──────── Provided data

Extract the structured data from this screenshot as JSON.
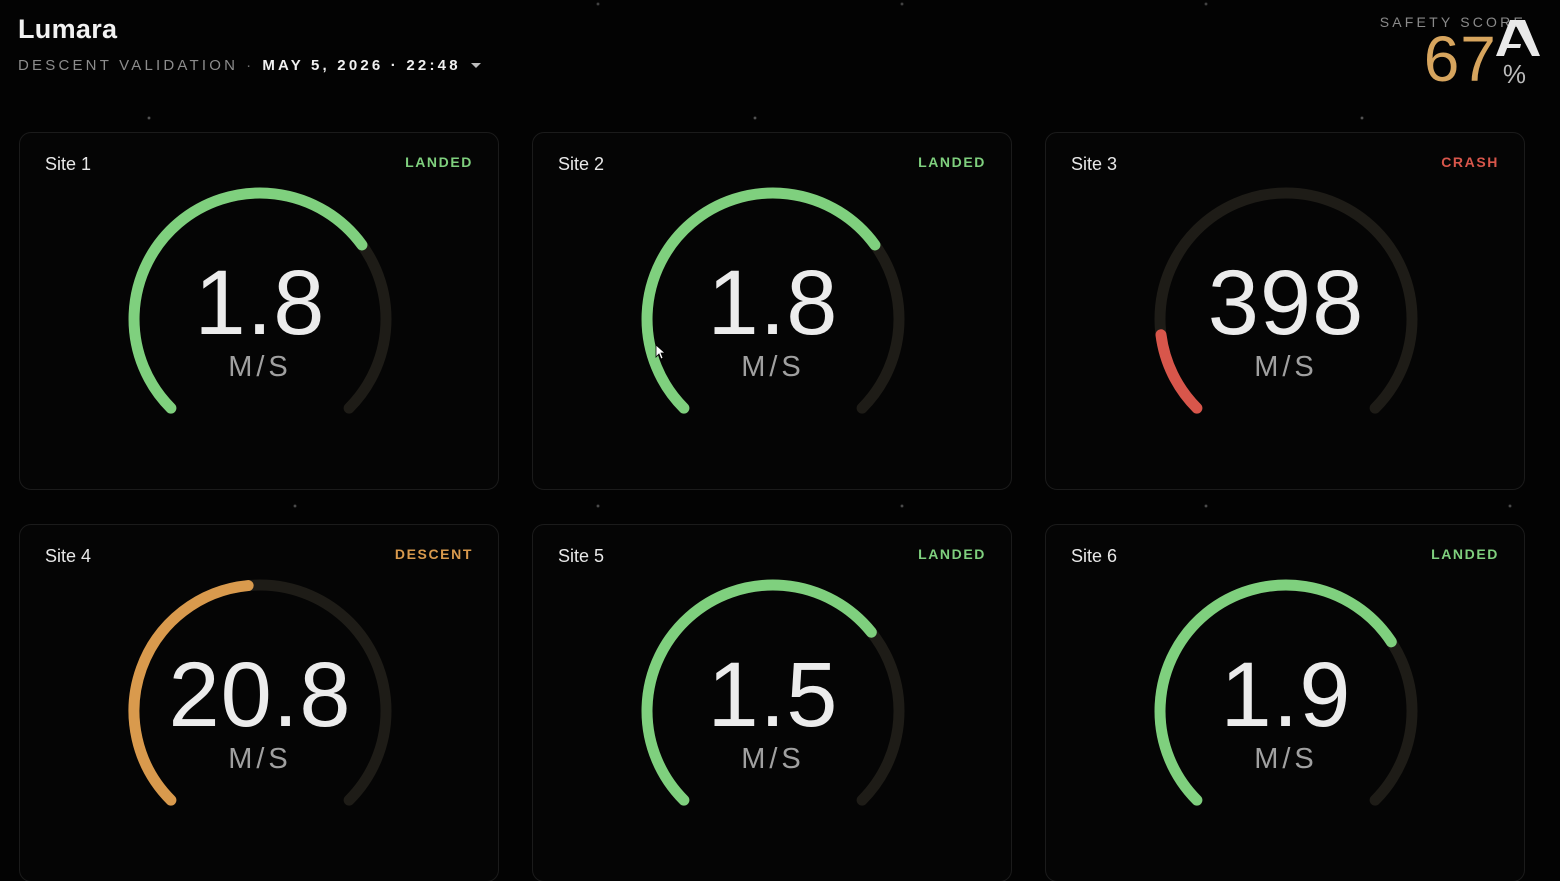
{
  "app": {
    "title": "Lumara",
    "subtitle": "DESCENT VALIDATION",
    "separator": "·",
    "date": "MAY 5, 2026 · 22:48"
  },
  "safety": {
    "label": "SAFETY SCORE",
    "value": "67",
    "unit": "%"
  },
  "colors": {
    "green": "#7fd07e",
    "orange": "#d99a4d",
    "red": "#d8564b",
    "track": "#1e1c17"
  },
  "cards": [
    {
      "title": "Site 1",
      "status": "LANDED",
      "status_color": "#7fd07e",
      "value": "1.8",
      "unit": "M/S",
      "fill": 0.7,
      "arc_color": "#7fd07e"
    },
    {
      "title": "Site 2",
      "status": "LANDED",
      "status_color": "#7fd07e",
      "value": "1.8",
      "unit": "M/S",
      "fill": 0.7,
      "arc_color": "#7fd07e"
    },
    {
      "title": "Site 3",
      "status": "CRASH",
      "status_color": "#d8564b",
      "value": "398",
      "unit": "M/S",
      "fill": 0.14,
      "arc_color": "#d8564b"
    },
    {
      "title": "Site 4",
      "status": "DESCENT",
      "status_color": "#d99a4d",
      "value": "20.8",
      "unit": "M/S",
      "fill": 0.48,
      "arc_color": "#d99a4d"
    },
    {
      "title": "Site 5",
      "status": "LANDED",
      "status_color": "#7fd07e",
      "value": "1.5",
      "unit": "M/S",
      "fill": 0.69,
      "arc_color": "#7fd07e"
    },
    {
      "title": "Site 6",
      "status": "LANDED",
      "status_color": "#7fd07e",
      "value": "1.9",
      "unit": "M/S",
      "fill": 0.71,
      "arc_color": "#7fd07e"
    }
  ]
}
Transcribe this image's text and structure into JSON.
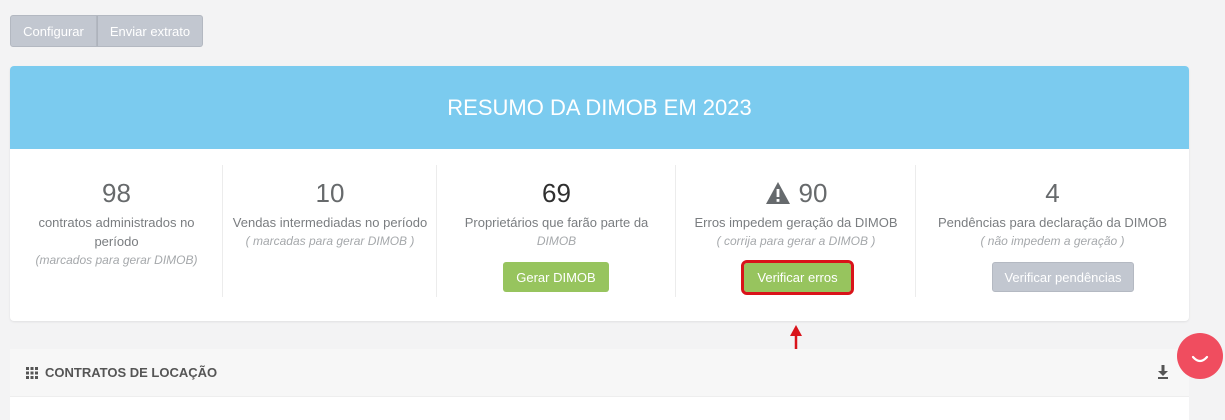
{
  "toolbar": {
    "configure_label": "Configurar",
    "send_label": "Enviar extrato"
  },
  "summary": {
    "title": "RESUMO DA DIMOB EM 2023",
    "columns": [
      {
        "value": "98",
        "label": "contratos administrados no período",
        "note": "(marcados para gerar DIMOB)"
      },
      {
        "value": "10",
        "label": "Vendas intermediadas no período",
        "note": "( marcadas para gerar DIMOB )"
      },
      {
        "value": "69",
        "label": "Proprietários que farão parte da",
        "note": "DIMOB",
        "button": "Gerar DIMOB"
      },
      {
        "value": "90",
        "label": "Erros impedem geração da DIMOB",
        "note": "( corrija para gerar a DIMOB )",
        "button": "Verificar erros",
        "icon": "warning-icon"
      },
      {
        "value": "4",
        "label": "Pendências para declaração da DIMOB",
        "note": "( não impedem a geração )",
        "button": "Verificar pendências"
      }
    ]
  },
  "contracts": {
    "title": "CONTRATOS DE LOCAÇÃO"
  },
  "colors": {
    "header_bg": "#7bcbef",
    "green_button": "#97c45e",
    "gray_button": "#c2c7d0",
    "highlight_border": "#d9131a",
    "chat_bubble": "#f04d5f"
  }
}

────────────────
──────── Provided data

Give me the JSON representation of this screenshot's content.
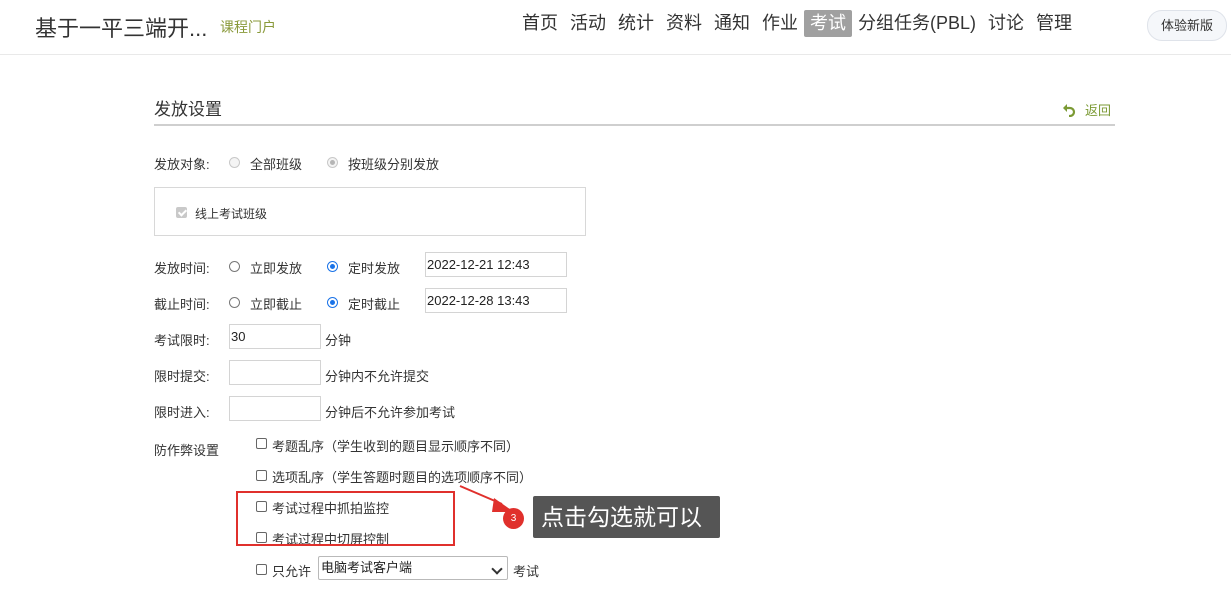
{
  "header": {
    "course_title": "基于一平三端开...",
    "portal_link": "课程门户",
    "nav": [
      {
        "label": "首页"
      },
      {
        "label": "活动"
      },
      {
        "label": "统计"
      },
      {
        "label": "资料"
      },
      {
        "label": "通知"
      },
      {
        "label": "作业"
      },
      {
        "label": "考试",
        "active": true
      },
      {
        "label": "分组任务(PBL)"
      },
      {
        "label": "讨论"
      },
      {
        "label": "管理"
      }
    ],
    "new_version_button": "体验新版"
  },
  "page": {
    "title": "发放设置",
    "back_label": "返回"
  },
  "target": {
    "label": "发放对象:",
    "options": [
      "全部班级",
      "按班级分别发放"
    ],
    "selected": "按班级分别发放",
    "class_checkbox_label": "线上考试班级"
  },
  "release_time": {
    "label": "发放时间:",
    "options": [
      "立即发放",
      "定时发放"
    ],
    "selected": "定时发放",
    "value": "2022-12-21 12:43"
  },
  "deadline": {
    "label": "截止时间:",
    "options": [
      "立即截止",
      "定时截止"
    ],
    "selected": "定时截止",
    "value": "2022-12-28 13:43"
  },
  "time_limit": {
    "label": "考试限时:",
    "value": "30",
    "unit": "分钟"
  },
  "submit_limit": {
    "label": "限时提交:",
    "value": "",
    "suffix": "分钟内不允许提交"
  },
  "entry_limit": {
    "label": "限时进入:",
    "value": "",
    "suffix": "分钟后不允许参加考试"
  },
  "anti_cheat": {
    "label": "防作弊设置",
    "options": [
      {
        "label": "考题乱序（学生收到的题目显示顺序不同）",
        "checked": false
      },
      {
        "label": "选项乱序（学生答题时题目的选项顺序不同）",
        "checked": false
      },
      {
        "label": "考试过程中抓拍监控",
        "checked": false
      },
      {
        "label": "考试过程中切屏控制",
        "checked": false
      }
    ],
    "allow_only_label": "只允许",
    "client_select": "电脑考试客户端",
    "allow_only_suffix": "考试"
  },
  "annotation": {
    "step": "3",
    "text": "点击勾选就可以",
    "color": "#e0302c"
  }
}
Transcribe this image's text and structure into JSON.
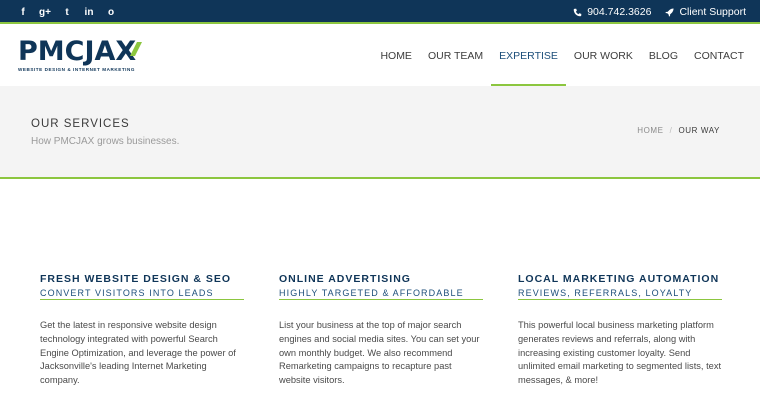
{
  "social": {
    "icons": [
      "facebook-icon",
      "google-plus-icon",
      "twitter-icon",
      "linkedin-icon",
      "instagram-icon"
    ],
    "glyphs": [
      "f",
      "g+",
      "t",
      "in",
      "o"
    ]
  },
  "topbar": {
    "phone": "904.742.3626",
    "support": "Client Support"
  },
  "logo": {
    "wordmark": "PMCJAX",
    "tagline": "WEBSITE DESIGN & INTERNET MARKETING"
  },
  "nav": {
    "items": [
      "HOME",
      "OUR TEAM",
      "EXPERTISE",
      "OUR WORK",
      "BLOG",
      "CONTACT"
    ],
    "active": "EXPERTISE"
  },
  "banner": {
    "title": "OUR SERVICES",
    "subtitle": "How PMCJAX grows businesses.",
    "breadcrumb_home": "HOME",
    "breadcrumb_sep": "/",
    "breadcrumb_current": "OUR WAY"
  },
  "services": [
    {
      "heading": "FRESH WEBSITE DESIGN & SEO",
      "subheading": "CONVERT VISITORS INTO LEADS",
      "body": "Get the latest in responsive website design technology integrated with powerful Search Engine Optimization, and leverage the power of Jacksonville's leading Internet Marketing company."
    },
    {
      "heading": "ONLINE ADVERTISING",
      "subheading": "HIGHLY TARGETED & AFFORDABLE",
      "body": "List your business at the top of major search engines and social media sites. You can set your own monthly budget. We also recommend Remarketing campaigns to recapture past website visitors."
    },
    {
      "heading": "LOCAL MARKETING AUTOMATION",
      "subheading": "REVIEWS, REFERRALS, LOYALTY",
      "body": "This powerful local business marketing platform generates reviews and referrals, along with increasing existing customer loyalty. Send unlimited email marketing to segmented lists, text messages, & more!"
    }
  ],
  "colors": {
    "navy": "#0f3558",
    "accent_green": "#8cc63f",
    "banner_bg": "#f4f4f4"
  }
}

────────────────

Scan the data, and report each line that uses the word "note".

        "note": "(marcados para gerar DIMOB)"
        "note": "( marcadas para gerar DIMOB )"
        "note": "DIMOB",
        "note": "( corrija para gerar a DIMOB )",
        "note": "( não impedem a geração )",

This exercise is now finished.